The man accused of killing three Pittsburgh officers a year ago will be tried on a multitude of charges beginning Oct. 12 over the objections of the attorney assigned to defend him, an Allegheny County judge has ruled.
The public defender assigned to the case had complained that she didn't have enough time to prepare a defense for Richard Poplawski.
Because of the case's extensive pre-trial publicity, jury selection will begin three weeks earlier. Jurors will be brought in from outside the region and sequestered, the Post-Gazette reports.
Three officers responding to a 911 call at Poplawski's home on April 4 were killed after he allegedly opened fire on them.
Officers Eric Kelly, Paul Sciullo and Stephen Mayhle were killed in the shooting, as Poplawski is reported to have shot nearly 800 rounds of ammunition during the 40-minute shootout that involved the department's tactical unit. A Pittsburgh police sniper ended the shootout.
A year after the ambush, the department has begun issuing AR-type rifles and will phase out shotguns. AR training began in March, and command staff expects 30-40 percent of the 910-officer force to qualify to use them, the Tribune-Review reports.

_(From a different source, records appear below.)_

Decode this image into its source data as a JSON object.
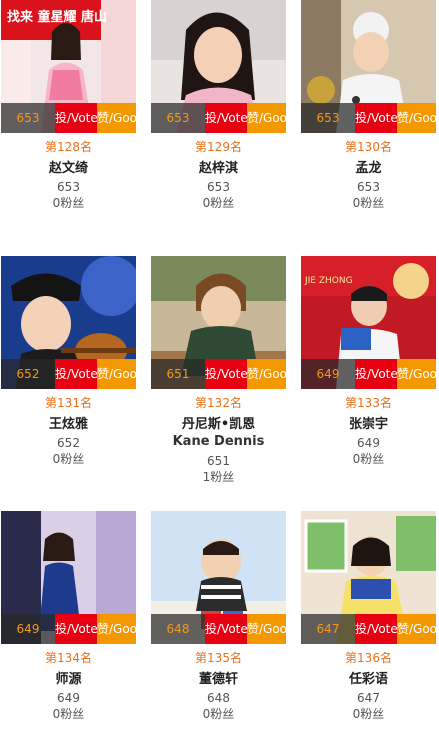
{
  "cards": [
    {
      "votes": "653",
      "vote_label": "投/Vote",
      "gift_label": "赞/Goo",
      "rank": "第128名",
      "name": "赵文绮",
      "name_en": "",
      "count": "653",
      "fans": "0粉丝",
      "photo_text": "找来 童星耀  唐山"
    },
    {
      "votes": "653",
      "vote_label": "投/Vote",
      "gift_label": "赞/Goo",
      "rank": "第129名",
      "name": "赵梓淇",
      "name_en": "",
      "count": "653",
      "fans": "0粉丝",
      "photo_text": ""
    },
    {
      "votes": "653",
      "vote_label": "投/Vote",
      "gift_label": "赞/Goo",
      "rank": "第130名",
      "name": "孟龙",
      "name_en": "",
      "count": "653",
      "fans": "0粉丝",
      "photo_text": ""
    },
    {
      "votes": "652",
      "vote_label": "投/Vote",
      "gift_label": "赞/Goo",
      "rank": "第131名",
      "name": "王炫雅",
      "name_en": "",
      "count": "652",
      "fans": "0粉丝",
      "photo_text": ""
    },
    {
      "votes": "651",
      "vote_label": "投/Vote",
      "gift_label": "赞/Goo",
      "rank": "第132名",
      "name": "丹尼斯•凯恩",
      "name_en": "Kane Dennis",
      "count": "651",
      "fans": "1粉丝",
      "photo_text": ""
    },
    {
      "votes": "649",
      "vote_label": "投/Vote",
      "gift_label": "赞/Goo",
      "rank": "第133名",
      "name": "张崇宇",
      "name_en": "",
      "count": "649",
      "fans": "0粉丝",
      "photo_text": "JIE ZHONG"
    },
    {
      "votes": "649",
      "vote_label": "投/Vote",
      "gift_label": "赞/Goo",
      "rank": "第134名",
      "name": "师源",
      "name_en": "",
      "count": "649",
      "fans": "0粉丝",
      "photo_text": ""
    },
    {
      "votes": "648",
      "vote_label": "投/Vote",
      "gift_label": "赞/Goo",
      "rank": "第135名",
      "name": "董德轩",
      "name_en": "",
      "count": "648",
      "fans": "0粉丝",
      "photo_text": ""
    },
    {
      "votes": "647",
      "vote_label": "投/Vote",
      "gift_label": "赞/Goo",
      "rank": "第136名",
      "name": "任彩语",
      "name_en": "",
      "count": "647",
      "fans": "0粉丝",
      "photo_text": ""
    }
  ]
}
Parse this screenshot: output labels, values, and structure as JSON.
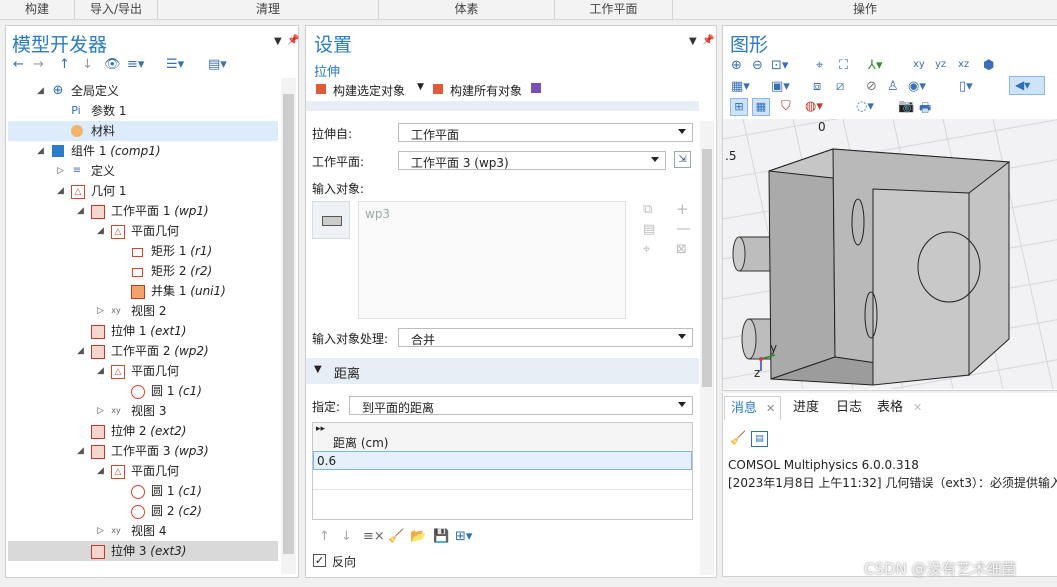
{
  "ribbon": {
    "groups": [
      "构建",
      "导入/导出",
      "清理",
      "体素",
      "工作平面",
      "操作"
    ]
  },
  "model_builder": {
    "title": "模型开发器",
    "tree": [
      {
        "label": "全局定义",
        "italic": "",
        "icon": "globe-icon"
      },
      {
        "label": "参数 1",
        "italic": "",
        "icon": "parameter-icon"
      },
      {
        "label": "材料",
        "italic": "",
        "icon": "material-icon"
      },
      {
        "label": "组件 1",
        "italic": "(comp1)",
        "icon": "component-icon"
      },
      {
        "label": "定义",
        "italic": "",
        "icon": "definitions-icon"
      },
      {
        "label": "几何 1",
        "italic": "",
        "icon": "geometry-icon"
      },
      {
        "label": "工作平面 1",
        "italic": "(wp1)",
        "icon": "work-plane-icon"
      },
      {
        "label": "平面几何",
        "italic": "",
        "icon": "plane-geometry-icon"
      },
      {
        "label": "矩形 1",
        "italic": "(r1)",
        "icon": "rectangle-icon"
      },
      {
        "label": "矩形 2",
        "italic": "(r2)",
        "icon": "rectangle-icon"
      },
      {
        "label": "并集 1",
        "italic": "(uni1)",
        "icon": "union-icon"
      },
      {
        "label": "视图 2",
        "italic": "",
        "icon": "view-icon"
      },
      {
        "label": "拉伸 1",
        "italic": "(ext1)",
        "icon": "extrude-icon"
      },
      {
        "label": "工作平面 2",
        "italic": "(wp2)",
        "icon": "work-plane-icon"
      },
      {
        "label": "平面几何",
        "italic": "",
        "icon": "plane-geometry-icon"
      },
      {
        "label": "圆 1",
        "italic": "(c1)",
        "icon": "circle-icon"
      },
      {
        "label": "视图 3",
        "italic": "",
        "icon": "view-icon"
      },
      {
        "label": "拉伸 2",
        "italic": "(ext2)",
        "icon": "extrude-icon"
      },
      {
        "label": "工作平面 3",
        "italic": "(wp3)",
        "icon": "work-plane-icon"
      },
      {
        "label": "平面几何",
        "italic": "",
        "icon": "plane-geometry-icon"
      },
      {
        "label": "圆 1",
        "italic": "(c1)",
        "icon": "circle-icon"
      },
      {
        "label": "圆 2",
        "italic": "(c2)",
        "icon": "circle-icon"
      },
      {
        "label": "视图 4",
        "italic": "",
        "icon": "view-icon"
      },
      {
        "label": "拉伸 3",
        "italic": "(ext3)",
        "icon": "extrude-icon"
      }
    ]
  },
  "settings": {
    "title": "设置",
    "subtitle": "拉伸",
    "build_selected": "构建选定对象",
    "build_all": "构建所有对象",
    "extrude_from_label": "拉伸自:",
    "extrude_from_value": "工作平面",
    "work_plane_label": "工作平面:",
    "work_plane_value": "工作平面 3 (wp3)",
    "input_objects_label": "输入对象:",
    "input_object_item": "wp3",
    "input_handling_label": "输入对象处理:",
    "input_handling_value": "合并",
    "distance_section": "距离",
    "specify_label": "指定:",
    "specify_value": "到平面的距离",
    "distance_header": "距离 (cm)",
    "distance_value": "0.6",
    "reverse_label": "反向"
  },
  "graphics": {
    "title": "图形",
    "axis_top": "0",
    "axis_left": ".5",
    "axis_y": "y",
    "axis_z": "z"
  },
  "messages": {
    "tabs": [
      "消息",
      "进度",
      "日志",
      "表格"
    ],
    "lines": [
      "COMSOL Multiphysics 6.0.0.318",
      "[2023年1月8日 上午11:32] 几何错误（ext3）：必须提供输入"
    ]
  },
  "watermark": "CSDN @没有艺术细菌",
  "colors": {
    "accent": "#2a7bc9",
    "selection": "#dcecfb",
    "current": "#d9d9d9"
  }
}
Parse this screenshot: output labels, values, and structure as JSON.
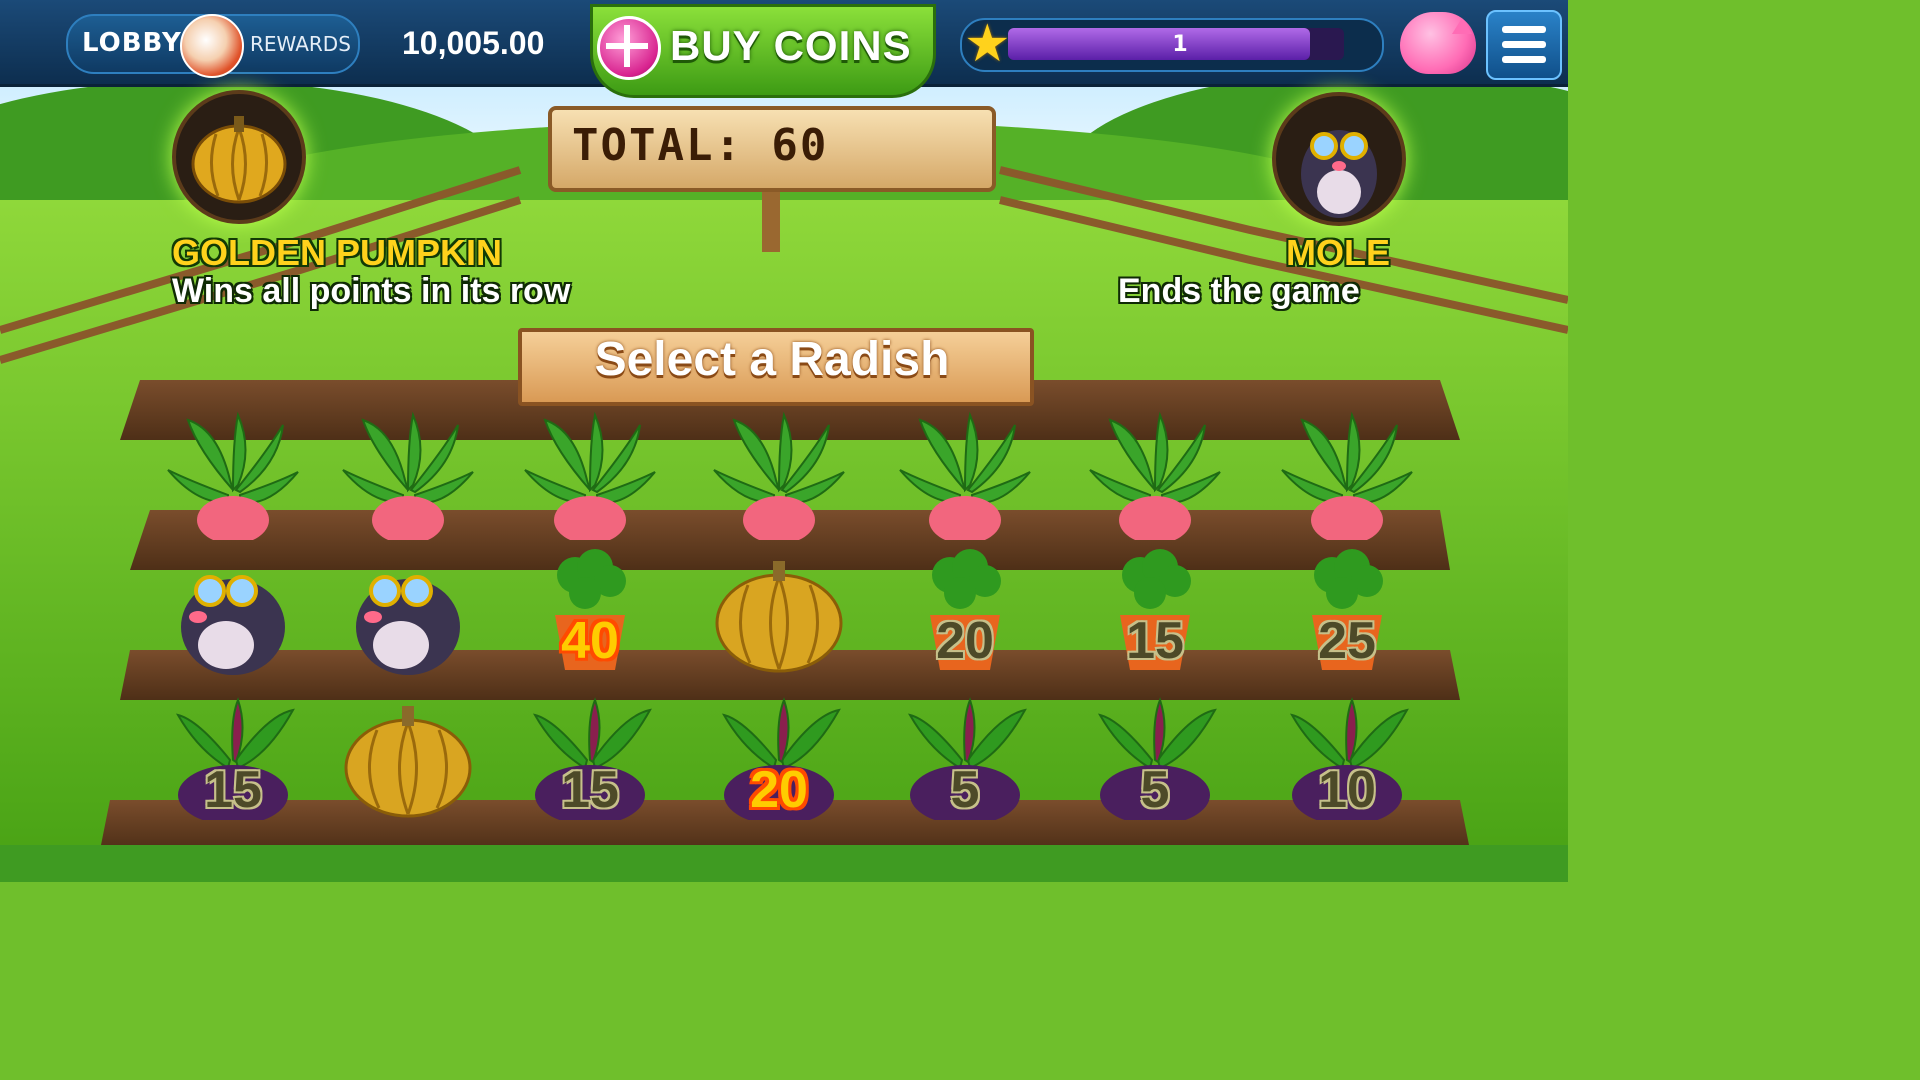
{
  "topbar": {
    "lobby_label": "LOBBY",
    "rewards_label": "REWARDS",
    "coin_balance": "10,005.00",
    "buy_coins_label": "BUY COINS",
    "level": "1",
    "xp_progress": 0.9
  },
  "sign": {
    "total_label": "TOTAL: 60"
  },
  "legend": {
    "golden_pumpkin_title": "GOLDEN PUMPKIN",
    "golden_pumpkin_desc": "Wins all points in its row",
    "mole_title": "MOLE",
    "mole_desc": "Ends the game"
  },
  "prompt": "Select a Radish",
  "board": {
    "row1": [
      {
        "type": "radish"
      },
      {
        "type": "radish"
      },
      {
        "type": "radish"
      },
      {
        "type": "radish"
      },
      {
        "type": "radish"
      },
      {
        "type": "radish"
      },
      {
        "type": "radish"
      }
    ],
    "row2": [
      {
        "type": "mole",
        "value": ""
      },
      {
        "type": "mole",
        "value": ""
      },
      {
        "type": "carrot",
        "value": "40",
        "highlight": true
      },
      {
        "type": "golden-pumpkin",
        "value": ""
      },
      {
        "type": "carrot",
        "value": "20",
        "highlight": false
      },
      {
        "type": "carrot",
        "value": "15",
        "highlight": false
      },
      {
        "type": "carrot",
        "value": "25",
        "highlight": false
      }
    ],
    "row3": [
      {
        "type": "beet",
        "value": "15",
        "highlight": false
      },
      {
        "type": "golden-pumpkin",
        "value": ""
      },
      {
        "type": "beet",
        "value": "15",
        "highlight": false
      },
      {
        "type": "beet",
        "value": "20",
        "highlight": true
      },
      {
        "type": "beet",
        "value": "5",
        "highlight": false
      },
      {
        "type": "beet",
        "value": "5",
        "highlight": false
      },
      {
        "type": "beet",
        "value": "10",
        "highlight": false
      }
    ]
  },
  "colors": {
    "grass": "#6fbf2c",
    "soil": "#6b4226",
    "radish": "#f2667e",
    "beet": "#4a1f5e",
    "carrot": "#e8651e",
    "pumpkin": "#d9a521",
    "mole": "#3b3450"
  }
}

Alleghany County is also rolling out a $10 million Tiburon dispatching system that allows 911 operators to send information directly to patrol cars with computer terminals rather than using public radio transmissions that could be heard by those intending harm to officers, the newspaper reports.